Some assets are free from estate taxes. For example, a life insurance policy can be left to someone without being forced to pay tax on it. Retirement accounts are also exempt from estate taxes.  It is good to learn where you can and cannot avoid paying taxes. Do not worry if you are unsure—your professional lawyer (Intrepid Law) will be able to guide you through this step with ease.

Estate Planning Tip #3: Cover Expenses with a Trust

If you feel like there will be monetary issues when you are no longer around, then it might be worth using your current assets to cover expenses by using a trust plan. Whether it is schooling fees, insurance payments, or even health care, our experienced lawyer can help you set up a trust that can be used to pay for future expenses when you have passed away.

Here is an example of how this works:

Let’s say that you want to provide a great education for your grandson when he comes of age. You can set up the trust to trigger when your grandson reaches the age of 18 where they receive the money you have left in the trust to pay for their college tuition. However, the money must be used for the agreed purpose or else the money will not be released. Using a trust to cover expenses is a great way to feel at ease when you are close to passing on. Many want to provide for their family even when they are not around and it gives your loved one’s peace of mind for their futures.
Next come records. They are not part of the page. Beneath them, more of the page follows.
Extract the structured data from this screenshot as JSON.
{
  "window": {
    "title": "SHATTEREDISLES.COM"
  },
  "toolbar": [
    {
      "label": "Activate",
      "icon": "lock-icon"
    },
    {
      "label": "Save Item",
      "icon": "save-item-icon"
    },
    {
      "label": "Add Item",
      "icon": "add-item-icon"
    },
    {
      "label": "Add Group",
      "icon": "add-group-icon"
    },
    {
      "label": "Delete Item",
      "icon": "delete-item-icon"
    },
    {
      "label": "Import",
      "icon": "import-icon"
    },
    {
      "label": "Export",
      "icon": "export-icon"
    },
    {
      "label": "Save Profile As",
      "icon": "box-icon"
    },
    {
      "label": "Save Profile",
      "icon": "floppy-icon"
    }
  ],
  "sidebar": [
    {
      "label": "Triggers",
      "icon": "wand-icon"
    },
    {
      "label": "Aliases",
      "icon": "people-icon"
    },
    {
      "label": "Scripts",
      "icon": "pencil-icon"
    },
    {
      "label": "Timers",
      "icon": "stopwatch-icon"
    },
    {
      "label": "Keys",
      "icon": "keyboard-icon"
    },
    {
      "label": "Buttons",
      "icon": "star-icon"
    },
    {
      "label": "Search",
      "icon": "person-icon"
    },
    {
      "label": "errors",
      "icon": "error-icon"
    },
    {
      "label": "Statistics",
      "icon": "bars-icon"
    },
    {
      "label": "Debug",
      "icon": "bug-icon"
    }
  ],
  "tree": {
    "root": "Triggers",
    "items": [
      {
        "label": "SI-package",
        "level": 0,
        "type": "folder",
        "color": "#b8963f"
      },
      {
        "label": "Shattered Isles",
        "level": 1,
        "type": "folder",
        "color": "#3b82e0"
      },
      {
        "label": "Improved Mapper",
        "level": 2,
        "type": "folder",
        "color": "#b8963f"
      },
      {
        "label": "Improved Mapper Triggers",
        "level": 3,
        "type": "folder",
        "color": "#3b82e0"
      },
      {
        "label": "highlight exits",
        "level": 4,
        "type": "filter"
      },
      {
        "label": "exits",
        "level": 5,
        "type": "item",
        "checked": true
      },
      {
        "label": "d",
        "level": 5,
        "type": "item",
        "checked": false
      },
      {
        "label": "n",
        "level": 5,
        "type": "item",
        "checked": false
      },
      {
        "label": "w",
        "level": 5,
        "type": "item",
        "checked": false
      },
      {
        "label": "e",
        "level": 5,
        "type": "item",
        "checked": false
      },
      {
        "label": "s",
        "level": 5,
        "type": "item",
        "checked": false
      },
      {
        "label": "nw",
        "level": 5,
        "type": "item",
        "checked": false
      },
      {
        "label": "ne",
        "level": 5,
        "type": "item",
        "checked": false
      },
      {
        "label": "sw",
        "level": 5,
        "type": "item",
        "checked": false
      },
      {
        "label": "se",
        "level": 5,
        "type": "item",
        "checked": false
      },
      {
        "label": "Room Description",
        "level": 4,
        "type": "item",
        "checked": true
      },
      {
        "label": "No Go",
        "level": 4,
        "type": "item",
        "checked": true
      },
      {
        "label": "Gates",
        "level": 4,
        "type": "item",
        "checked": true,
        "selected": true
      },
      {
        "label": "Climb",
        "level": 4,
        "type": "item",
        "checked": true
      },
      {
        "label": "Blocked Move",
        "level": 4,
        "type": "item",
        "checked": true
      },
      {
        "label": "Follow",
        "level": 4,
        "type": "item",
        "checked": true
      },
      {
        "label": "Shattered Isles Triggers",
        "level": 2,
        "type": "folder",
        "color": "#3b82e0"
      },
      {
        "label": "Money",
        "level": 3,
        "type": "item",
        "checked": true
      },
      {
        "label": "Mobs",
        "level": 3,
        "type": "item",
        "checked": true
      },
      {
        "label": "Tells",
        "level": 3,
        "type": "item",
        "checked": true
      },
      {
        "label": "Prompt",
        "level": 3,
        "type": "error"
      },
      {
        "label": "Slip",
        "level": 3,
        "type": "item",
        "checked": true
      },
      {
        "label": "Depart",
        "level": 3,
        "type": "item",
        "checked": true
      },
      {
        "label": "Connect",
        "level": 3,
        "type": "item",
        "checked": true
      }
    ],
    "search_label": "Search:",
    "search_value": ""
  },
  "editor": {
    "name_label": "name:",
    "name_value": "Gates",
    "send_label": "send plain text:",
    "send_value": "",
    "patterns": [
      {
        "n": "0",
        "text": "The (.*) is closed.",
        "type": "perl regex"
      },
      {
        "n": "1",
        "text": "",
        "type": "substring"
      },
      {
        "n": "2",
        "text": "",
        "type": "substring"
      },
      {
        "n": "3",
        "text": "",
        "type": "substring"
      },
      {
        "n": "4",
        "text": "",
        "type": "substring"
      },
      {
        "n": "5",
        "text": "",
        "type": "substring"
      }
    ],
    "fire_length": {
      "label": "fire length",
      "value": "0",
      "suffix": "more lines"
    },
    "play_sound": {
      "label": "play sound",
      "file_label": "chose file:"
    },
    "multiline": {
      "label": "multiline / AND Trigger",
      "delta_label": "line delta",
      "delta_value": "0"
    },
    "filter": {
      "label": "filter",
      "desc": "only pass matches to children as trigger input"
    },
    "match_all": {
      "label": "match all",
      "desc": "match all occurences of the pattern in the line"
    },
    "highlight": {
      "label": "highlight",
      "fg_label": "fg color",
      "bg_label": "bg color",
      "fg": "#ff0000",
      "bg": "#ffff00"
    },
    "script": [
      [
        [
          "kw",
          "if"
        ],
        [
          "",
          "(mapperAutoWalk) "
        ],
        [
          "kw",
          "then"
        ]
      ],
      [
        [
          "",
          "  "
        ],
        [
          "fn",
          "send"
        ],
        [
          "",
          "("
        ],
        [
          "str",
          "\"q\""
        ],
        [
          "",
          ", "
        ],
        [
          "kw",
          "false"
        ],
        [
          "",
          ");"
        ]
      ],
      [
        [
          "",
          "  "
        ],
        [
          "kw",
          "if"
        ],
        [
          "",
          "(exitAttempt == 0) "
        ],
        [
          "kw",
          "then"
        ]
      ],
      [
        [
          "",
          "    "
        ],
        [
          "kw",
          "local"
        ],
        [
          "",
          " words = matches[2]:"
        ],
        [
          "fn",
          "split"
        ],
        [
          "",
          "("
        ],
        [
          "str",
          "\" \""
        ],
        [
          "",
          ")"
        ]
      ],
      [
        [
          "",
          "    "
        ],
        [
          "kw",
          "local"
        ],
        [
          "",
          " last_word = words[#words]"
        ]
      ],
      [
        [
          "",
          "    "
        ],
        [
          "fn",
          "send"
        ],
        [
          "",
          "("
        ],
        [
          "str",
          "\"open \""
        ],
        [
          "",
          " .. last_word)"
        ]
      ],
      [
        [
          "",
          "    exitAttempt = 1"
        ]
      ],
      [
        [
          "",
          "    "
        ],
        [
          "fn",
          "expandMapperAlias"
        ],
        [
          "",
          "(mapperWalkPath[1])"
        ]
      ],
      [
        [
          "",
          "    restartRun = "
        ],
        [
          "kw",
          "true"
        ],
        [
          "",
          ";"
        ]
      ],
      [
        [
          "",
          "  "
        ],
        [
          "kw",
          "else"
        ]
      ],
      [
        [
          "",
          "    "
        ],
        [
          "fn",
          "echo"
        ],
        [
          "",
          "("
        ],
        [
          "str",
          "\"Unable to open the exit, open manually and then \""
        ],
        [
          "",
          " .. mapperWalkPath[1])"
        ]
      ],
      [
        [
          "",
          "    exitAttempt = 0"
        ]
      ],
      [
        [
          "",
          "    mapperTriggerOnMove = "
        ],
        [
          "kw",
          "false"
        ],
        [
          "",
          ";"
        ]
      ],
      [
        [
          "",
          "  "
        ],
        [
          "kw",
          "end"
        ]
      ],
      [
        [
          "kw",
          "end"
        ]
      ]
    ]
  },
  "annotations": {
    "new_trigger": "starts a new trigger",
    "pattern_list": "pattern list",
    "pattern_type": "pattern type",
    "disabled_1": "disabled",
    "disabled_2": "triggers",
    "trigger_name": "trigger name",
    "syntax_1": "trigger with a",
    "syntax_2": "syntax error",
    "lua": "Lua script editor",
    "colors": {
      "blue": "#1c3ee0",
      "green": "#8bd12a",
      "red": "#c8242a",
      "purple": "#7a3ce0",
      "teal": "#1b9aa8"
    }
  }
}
Estate Planning Tip #4: Use Your Life Insurance to Offset Taxes

The people you have entrusted your assets to will likely be subject to fees and income taxes. This can put them under a lot of financial stress despite inheriting all of your assets. Thankfully, you can use your life insurance to offset those costs so that they can cover all of these payable taxes.

For instance, if your estate planner does the calculations and estimates that a total of $250,000 needs to be paid in estate and income tax, then you can set up a life insurance plan in their name. The beneficiary of your life insurance is not forced to pay tax, so they may use the $250,000 to help pay the taxes owed on the assets inherited. This is a brilliant tax-efficient strategy that will help your loved ones a great deal.

Estate Planning Tip #5: Hire a Reputable Estate Planning Team

Estate planning is not something you can do on your own easily. It takes a great deal of patience, knowledge, and understanding of the law in order to accomplish everything and hiring just a single person will not cut it. You need several experts that are knowledgeable in their fields if you want to get the best estate planning assistance possible.

This usually consists of an estate planning attorney, a tax specialist, and possibly a financial advisor. These are three main roles you will need in your team. The estate planning attorney will help you write up a will and set up any trusts that you may want. This helps ensure that your plan will meet any federal and state criteria so that it becomes legally binding. You must find a professional that knows the law in your state. For example, if you live in Missouri then you will need to find a lawyer from a city such as St. Louis.

The tax professional will be helping you minimize the amount you have to pay in taxes, and your financial advisor will help you design an investment portfolio for the assets you have. Make sure your financial advisor has some experience with estate planning before you hire them.  While we do not offer investment advice, Intrepid Law can assist you with both estate and tax planning.

Summary

Hopefully, these five tips have given you some insight into estate planning and how you can prepare for your retirement. Make sure you do this as soon as possible so you can enjoy the rest of your life as a carefree soul.